Here Be Monsters
Much like Audio Smut, Here Be Monsters' greatest strength is in its ability to create a total package for the listener. I think part of the reason I always found it challenging to truly delve into audio storytelling of any regard was that the stories never bloomed in my imagination—I was always adding my own soundtrack or visualizing the scenes required too much brainspace. But Here Be Monsters, whose theme is loosely based on people confronting their fears and living to tell the tale, captures the mood of fear and the unknown so well.
The podcast covers a range of topics, some scientific and some historic, but my all-time favorite episode is on a story that I'd never imagine myself listening to: that of a slug death-orgy in Washington. I think what Here Be Monsters does so well is what all podcasts and public radio programs aim to do: turn a story that may not initially grab you on the page and make it compelling to the ears instead.
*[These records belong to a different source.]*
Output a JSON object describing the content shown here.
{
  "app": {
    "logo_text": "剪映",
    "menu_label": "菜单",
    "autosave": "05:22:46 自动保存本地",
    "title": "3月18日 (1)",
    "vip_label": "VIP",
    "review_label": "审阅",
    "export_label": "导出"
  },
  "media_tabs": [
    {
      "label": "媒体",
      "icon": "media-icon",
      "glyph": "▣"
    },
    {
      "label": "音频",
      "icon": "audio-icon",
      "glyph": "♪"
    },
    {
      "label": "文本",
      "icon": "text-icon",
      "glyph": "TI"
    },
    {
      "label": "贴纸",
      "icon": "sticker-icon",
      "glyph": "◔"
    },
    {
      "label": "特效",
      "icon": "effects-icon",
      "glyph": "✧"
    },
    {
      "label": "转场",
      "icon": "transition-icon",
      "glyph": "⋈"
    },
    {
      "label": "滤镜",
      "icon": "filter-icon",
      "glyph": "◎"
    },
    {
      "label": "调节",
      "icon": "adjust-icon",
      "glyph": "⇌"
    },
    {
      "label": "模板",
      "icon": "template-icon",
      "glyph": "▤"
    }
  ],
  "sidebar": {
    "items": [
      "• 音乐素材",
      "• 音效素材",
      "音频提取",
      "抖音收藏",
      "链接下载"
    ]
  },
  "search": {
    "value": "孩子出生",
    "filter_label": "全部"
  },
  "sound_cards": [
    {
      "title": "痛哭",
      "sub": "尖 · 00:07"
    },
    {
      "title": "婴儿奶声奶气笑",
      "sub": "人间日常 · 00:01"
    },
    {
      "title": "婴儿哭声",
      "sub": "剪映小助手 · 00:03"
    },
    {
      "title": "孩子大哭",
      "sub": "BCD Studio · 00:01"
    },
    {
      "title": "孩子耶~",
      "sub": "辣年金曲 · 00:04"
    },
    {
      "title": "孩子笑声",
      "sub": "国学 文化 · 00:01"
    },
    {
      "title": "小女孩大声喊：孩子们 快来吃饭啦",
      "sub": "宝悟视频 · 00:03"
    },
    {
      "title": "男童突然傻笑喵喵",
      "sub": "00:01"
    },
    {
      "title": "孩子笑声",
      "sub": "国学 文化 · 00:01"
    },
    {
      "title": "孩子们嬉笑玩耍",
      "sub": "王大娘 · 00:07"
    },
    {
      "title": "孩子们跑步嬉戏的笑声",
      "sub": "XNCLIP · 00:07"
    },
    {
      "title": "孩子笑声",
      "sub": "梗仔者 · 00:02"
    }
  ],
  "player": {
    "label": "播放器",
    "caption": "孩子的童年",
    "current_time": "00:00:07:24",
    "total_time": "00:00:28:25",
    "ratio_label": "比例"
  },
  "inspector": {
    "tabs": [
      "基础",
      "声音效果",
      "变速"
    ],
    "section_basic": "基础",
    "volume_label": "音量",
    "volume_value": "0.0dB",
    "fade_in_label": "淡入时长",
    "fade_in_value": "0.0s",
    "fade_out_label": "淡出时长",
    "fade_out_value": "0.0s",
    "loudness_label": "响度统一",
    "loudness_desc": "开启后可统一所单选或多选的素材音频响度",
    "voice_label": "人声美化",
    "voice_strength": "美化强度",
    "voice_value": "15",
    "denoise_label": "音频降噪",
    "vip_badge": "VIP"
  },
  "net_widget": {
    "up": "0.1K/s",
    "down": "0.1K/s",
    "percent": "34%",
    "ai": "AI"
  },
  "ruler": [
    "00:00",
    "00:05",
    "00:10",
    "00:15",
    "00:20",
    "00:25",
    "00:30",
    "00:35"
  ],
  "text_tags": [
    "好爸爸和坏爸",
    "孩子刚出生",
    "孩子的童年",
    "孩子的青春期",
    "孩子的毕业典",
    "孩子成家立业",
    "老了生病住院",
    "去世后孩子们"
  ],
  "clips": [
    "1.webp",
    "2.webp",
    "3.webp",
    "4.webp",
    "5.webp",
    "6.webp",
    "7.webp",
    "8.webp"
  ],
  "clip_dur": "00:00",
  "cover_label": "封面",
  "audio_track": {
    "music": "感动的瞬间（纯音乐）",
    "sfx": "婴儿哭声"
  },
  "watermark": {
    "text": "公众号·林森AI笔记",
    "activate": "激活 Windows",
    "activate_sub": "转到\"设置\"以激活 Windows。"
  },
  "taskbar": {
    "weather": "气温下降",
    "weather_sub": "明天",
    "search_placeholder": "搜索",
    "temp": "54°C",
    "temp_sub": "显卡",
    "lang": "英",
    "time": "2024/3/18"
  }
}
Benjamen Walker's Theory of Everything
Benjamen Walker's prior podcast was the cult favorite Too Much Information, and whose last episode appeared on WFMU in April of this year. Luckily, Walker didn't leave many hanging for that long and breathed new air into his format with Benjamen Walker's Theory of Everything. Here, Walker does largely what he did with TMI by exploring people's personal stories with an injected interest in The Way We Live Now. He attempts to use technology and research to wade through deeply intimate narratives, creating a composite image of both important-to-document individual stories, as well as how we and Walker can interpret and rationalize them.
[Image courtesy of Everything Is Stories Radio]